→ EXERCISE AIM
All records below must be written out exactly, with the pictures excluded.
--- RECORD EXCERPTS ---
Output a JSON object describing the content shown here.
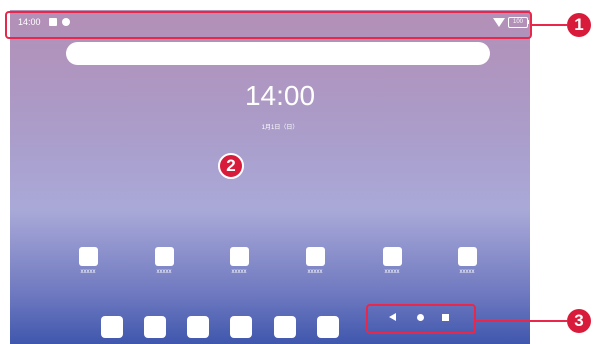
{
  "status_bar": {
    "time": "14:00",
    "battery": "100"
  },
  "home": {
    "clock": "14:00",
    "date": "1月1日（日）"
  },
  "apps": [
    {
      "label": "xxxxx"
    },
    {
      "label": "xxxxx"
    },
    {
      "label": "xxxxx"
    },
    {
      "label": "xxxxx"
    },
    {
      "label": "xxxxx"
    },
    {
      "label": "xxxxx"
    }
  ],
  "callouts": [
    "1",
    "2",
    "3"
  ],
  "colors": {
    "callout": "#d81b3a",
    "screen_top": "#b38fb6",
    "screen_bottom": "#3f57ad"
  }
}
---
→ SOLUTION FOR THIS EXERCISE
Output a JSON object describing the content shown here.
{
  "status_bar": {
    "time": "14:00",
    "battery": "100"
  },
  "home": {
    "clock": "14:00",
    "date": "1月1日（日）"
  },
  "apps": [
    {
      "label": "xxxxx"
    },
    {
      "label": "xxxxx"
    },
    {
      "label": "xxxxx"
    },
    {
      "label": "xxxxx"
    },
    {
      "label": "xxxxx"
    },
    {
      "label": "xxxxx"
    }
  ],
  "callouts": [
    "1",
    "2",
    "3"
  ],
  "colors": {
    "callout": "#d81b3a",
    "screen_top": "#b38fb6",
    "screen_bottom": "#3f57ad"
  }
}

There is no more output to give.